* [Excerpts from an interface dataset]
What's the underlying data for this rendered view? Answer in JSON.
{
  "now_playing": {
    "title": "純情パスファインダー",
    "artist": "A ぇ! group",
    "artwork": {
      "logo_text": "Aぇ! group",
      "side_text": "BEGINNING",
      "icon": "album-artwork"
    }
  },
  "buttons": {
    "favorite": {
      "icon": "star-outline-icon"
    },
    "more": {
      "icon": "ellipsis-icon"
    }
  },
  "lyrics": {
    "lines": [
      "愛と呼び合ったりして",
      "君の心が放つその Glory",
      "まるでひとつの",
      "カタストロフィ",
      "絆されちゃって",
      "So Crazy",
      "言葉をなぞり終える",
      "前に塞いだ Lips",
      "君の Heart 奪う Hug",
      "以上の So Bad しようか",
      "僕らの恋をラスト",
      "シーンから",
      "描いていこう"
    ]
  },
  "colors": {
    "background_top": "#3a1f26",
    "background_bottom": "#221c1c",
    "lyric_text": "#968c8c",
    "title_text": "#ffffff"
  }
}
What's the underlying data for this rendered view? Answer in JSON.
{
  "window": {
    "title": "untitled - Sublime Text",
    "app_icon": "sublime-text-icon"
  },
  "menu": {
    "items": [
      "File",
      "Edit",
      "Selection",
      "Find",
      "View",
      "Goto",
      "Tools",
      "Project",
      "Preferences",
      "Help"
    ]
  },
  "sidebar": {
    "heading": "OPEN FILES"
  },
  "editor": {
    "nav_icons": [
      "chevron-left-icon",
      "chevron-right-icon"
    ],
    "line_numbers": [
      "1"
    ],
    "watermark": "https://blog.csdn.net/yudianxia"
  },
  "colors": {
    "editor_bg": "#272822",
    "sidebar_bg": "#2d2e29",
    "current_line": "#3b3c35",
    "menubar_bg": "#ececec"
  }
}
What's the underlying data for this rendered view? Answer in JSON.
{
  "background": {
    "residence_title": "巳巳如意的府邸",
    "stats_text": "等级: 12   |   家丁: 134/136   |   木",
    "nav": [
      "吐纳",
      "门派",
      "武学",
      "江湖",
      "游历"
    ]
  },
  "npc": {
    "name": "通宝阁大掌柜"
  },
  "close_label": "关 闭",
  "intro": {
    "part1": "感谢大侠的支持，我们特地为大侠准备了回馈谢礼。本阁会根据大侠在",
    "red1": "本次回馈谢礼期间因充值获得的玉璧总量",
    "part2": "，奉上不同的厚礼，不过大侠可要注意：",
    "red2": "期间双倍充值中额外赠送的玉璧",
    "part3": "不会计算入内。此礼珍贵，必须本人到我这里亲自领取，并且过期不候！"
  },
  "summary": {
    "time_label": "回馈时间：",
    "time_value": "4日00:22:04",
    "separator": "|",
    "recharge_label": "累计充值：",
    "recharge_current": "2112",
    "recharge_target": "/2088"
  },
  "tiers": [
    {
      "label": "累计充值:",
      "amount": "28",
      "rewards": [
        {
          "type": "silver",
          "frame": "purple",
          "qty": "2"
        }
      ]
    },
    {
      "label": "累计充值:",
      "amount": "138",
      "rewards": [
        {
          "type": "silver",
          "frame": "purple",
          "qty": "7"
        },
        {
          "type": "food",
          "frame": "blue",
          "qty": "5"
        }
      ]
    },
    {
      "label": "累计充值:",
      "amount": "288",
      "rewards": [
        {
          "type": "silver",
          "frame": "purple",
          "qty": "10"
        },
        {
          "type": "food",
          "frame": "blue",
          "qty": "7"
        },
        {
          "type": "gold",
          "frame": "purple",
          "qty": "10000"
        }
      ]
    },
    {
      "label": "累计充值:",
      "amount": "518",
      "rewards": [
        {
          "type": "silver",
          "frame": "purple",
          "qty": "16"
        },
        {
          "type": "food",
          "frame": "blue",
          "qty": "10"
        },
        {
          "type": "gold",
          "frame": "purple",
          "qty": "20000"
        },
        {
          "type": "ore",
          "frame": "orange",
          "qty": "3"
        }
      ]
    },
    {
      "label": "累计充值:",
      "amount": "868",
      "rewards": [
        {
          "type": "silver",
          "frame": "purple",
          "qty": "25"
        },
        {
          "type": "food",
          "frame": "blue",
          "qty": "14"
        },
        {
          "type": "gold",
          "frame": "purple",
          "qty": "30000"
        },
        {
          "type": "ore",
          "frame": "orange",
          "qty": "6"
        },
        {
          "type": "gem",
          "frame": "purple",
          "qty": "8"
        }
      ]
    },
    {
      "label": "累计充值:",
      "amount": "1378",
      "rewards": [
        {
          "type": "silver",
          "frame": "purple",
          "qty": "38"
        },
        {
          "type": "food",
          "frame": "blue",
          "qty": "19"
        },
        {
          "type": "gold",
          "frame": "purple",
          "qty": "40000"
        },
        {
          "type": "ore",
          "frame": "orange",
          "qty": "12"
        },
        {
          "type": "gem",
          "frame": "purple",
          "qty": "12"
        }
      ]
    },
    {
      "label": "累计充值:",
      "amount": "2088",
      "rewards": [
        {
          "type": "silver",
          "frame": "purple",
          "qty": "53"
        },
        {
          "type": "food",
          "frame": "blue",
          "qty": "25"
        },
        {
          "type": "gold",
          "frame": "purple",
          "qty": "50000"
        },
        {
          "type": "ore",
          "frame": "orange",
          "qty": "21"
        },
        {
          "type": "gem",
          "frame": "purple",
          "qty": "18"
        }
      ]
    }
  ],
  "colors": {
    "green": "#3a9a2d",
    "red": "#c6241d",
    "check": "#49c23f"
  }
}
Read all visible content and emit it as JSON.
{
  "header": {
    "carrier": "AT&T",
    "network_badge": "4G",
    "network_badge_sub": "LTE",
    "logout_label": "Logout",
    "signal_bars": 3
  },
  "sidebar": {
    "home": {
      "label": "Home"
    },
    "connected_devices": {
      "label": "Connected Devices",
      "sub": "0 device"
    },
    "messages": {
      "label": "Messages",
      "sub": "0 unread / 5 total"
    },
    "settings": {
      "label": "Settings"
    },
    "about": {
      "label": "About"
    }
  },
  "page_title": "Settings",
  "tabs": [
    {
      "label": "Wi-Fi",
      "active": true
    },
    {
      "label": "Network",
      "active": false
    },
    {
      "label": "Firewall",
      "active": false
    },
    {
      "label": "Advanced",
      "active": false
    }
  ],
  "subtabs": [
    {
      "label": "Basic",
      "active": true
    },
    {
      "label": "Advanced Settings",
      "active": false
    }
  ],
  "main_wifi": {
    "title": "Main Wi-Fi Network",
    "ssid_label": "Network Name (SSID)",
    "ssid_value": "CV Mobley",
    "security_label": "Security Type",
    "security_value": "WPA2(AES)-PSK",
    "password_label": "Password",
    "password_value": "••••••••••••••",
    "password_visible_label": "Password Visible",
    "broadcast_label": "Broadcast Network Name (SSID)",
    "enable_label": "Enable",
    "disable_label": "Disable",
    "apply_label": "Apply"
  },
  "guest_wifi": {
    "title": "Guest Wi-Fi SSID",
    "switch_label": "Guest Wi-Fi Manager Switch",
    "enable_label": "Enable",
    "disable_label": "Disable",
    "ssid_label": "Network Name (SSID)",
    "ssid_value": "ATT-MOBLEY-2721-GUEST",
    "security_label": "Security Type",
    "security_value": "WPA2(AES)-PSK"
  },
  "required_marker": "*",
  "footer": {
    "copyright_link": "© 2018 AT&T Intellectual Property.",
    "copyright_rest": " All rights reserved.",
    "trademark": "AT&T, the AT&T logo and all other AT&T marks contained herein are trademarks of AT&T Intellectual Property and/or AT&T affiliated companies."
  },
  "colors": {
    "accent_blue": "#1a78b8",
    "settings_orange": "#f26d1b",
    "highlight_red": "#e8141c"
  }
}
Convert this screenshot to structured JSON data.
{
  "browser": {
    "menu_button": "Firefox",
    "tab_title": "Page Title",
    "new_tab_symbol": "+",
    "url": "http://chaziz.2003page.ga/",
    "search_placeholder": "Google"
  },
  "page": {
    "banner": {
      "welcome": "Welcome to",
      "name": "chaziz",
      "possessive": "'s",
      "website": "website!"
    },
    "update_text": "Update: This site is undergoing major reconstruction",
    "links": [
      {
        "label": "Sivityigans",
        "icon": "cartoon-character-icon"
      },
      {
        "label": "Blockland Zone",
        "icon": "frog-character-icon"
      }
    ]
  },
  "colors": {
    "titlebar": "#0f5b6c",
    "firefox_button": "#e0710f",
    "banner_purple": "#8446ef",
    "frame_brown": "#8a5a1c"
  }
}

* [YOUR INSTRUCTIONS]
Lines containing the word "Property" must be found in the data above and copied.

* [SOLUTION FOR THIS TASK]
    "copyright_link": "© 2018 AT&T Intellectual Property.",
    "trademark": "AT&T, the AT&T logo and all other AT&T marks contained herein are trademarks of AT&T Intellectual Property and/or AT&T affiliated companies."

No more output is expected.